Literally everyone I met had had a daily bear encounter by my fourth day in the Glacier backcountry. Everyone but me. Maybe I was trying too hard. Perhaps, it was just not yet my time.
I am hiking fast from the head of Elizabeth Lake, up the Belly River drainage and then a ford to Cosley Lake to my next campsite at Glenns Lake. “Avoid surprising a bear,” the Ranger said, which sounded like good life advice. Just let them know you are coming, and you avoid most of the problems.
I am striding along, looking out for bear, staying out of trouble, and BOOM I walk into the ass of a 1,000 pound bull moose. How I could not see this enormous thing, I do not understand, but the trail exploded and the moose took off down the trail in front of me. “Holy shit, George, that was stupid. You need to pay attention.” I am thinking “bear” so much, I do not see “moose.” I start walking again–there is only this one narrow trail out of there–and have just the time to tell myself “you don’t want to make THAT mistake twice,” when BOOM–same moose explodes a second time out of the trailside as I come over a little crest.
We’re both stuck now. With a steep slope down to the lake on my right or up the mountain on my left, this little path is the only avenue for anything larger than a chipmunk that wants to get away from anything. Clearly, this moose wants to get away from me, and I’d pretty much like to get away from him. So now I’m walking slowly forward, calling softly “hey, moose; hey, moose,” and every fifty feet or so there he is, shocked and offended that I’m still there. He’s bolting off, I’m trying to get to Glenns Lake, and I’m hoping he doesn’t decide he’d really rather get away from me by going the other way down the trail and over me.

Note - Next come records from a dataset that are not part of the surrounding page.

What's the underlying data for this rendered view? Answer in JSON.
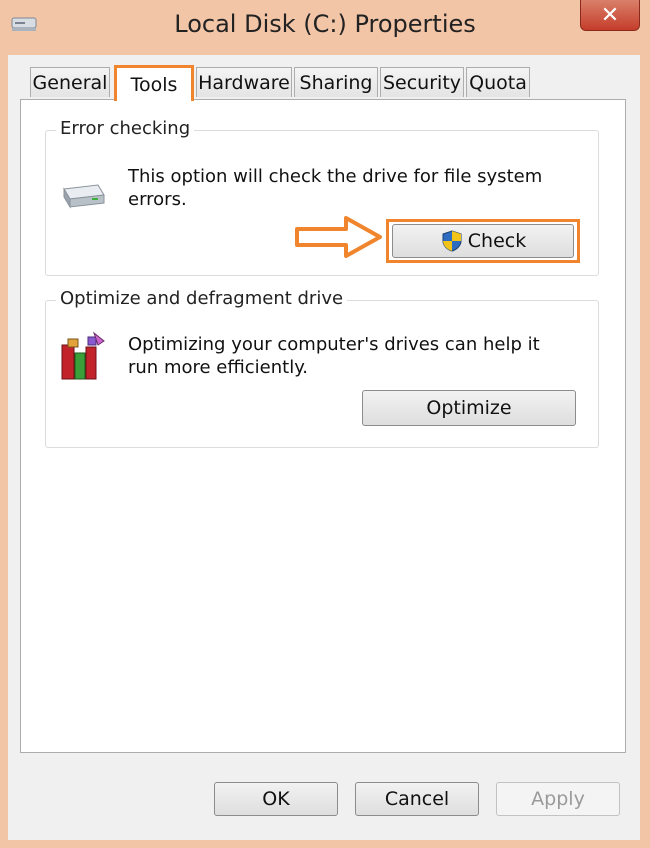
{
  "window": {
    "title": "Local Disk (C:) Properties",
    "close_label": "✕"
  },
  "tabs": [
    {
      "label": "General"
    },
    {
      "label": "Tools"
    },
    {
      "label": "Hardware"
    },
    {
      "label": "Sharing"
    },
    {
      "label": "Security"
    },
    {
      "label": "Quota"
    }
  ],
  "active_tab": "Tools",
  "error_checking": {
    "title": "Error checking",
    "description": "This option will check the drive for file system errors.",
    "button_label": "Check",
    "icon": "drive-icon"
  },
  "optimize": {
    "title": "Optimize and defragment drive",
    "description": "Optimizing your computer's drives can help it run more efficiently.",
    "button_label": "Optimize",
    "icon": "defrag-icon"
  },
  "footer": {
    "ok_label": "OK",
    "cancel_label": "Cancel",
    "apply_label": "Apply"
  },
  "colors": {
    "highlight": "#f0852d",
    "close_button": "#c53d2a"
  }
}
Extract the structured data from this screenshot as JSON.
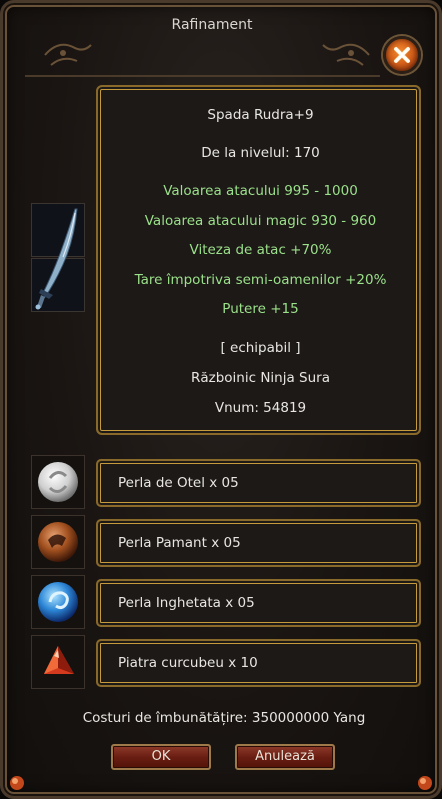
{
  "window": {
    "title": "Rafinament"
  },
  "item": {
    "name": "Spada Rudra+9",
    "level": "De la nivelul: 170",
    "attack": "Valoarea atacului 995 - 1000",
    "magic_attack": "Valoarea atacului magic 930 - 960",
    "attack_speed": "Viteza de atac +70%",
    "bonus_half_humans": "Tare împotriva semi-oamenilor  +20%",
    "strength": "Putere  +15",
    "equippable": "[ echipabil ]",
    "class": "Războinic Ninja Sura",
    "vnum": "Vnum: 54819",
    "icon": "sword-icon"
  },
  "materials": [
    {
      "label": "Perla de Otel x 05",
      "icon": "white-pearl-icon"
    },
    {
      "label": "Perla Pamant x 05",
      "icon": "brown-pearl-icon"
    },
    {
      "label": "Perla Inghetata x 05",
      "icon": "blue-pearl-icon"
    },
    {
      "label": "Piatra curcubeu x 10",
      "icon": "rainbow-stone-icon"
    }
  ],
  "cost": "Costuri de îmbunătățire: 350000000 Yang",
  "buttons": {
    "ok": "OK",
    "cancel": "Anulează"
  },
  "colors": {
    "green_text": "#9be08a",
    "white_text": "#e8e6e1",
    "gold_border": "#c59a3c",
    "close_orange": "#e0701e"
  }
}
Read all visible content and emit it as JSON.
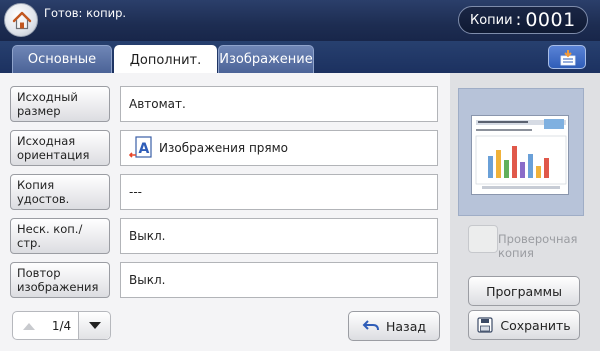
{
  "header": {
    "status": "Готов: копир.",
    "copies_label": "Копии",
    "copies_colon": ":",
    "copies_value": "0001"
  },
  "tabs": [
    {
      "label": "Основные"
    },
    {
      "label": "Дополнит."
    },
    {
      "label": "Изображение"
    }
  ],
  "rows": [
    {
      "button": "Исходный размер",
      "value": "Автомат."
    },
    {
      "button": "Исходная ориентация",
      "value": "Изображения прямо",
      "icon": "orientation-portrait-icon"
    },
    {
      "button": "Копия удостов.",
      "value": "---"
    },
    {
      "button": "Неск. коп./стр.",
      "value": "Выкл."
    },
    {
      "button": "Повтор изображения",
      "value": "Выкл."
    }
  ],
  "pager": {
    "page": "1/4"
  },
  "actions": {
    "back": "Назад",
    "programs": "Программы",
    "save": "Сохранить",
    "proof_copy": "Проверочная копия"
  },
  "icons": [
    "home-icon",
    "panel-settings-icon",
    "orientation-portrait-icon",
    "arrow-up-icon",
    "arrow-down-icon",
    "undo-icon",
    "floppy-disk-icon"
  ],
  "colors": {
    "header": "#1d2d52",
    "accent": "#2f5db8"
  }
}
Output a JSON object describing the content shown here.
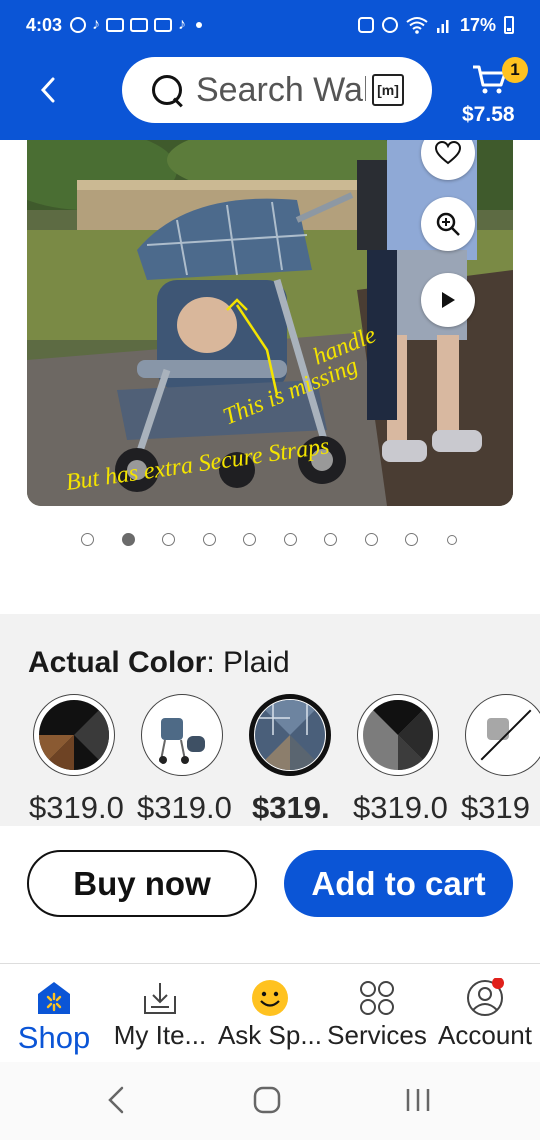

We finally worked it out. I’d walk, he’d bolt, and I could hear him stressing, making these deep little “huff, huff” noises, but we both, together, eventually made it to the foot of Elizabeth Lake where he was able to get off the trail and let me pass. I was happy for him.
I decided to stop thinking “bear.” If I didn’t notice a moose standing right in front of me, how did I expect to see a bear half its size? “Do not seek the bear”–there’s this little Zen master voice I start hearing inside my head after a few days out–“let the bear come to you.” After a pause, I just shook my head and said “that’s the stupidest thing you’ve thought in a while.”
The trail up to and down the other side of Ptarmigan Pass
It’s not as if big animals are jumping out of the shrubbery every 100 yards, but after bumping into a moose once or twice you realize that you have probably already walked right past a couple of bears and mountain lions and mountain goats without seeing them. Conversely, the smaller creatures–the martins and birds and marmots–you have to wonder why you see them so much when there is so much else out there ready to eat them. Walking the trail up to Ptarmigan Pass, I came upon–wait for it–a ptarmigan! You’d think a delicious giant quail would fly the heck away, but this one just stood there and told its chicks to join it in the path of a giant omnivore.
I eventually had to shoo them away from my boots so I could continue. All I could think afterward was “I feel like a fraud right now.I really need to look in the dictionary when I get home. I don’t know if it’s the “p” or the “t” that’s silent in “ptarmigan,” and enunciating them both about half-way is cowardly. I need to stop thinking about this bird” Even typing both the “p” and the “t” right now feels dishonest. “Ptarmigan.” What a stupid word.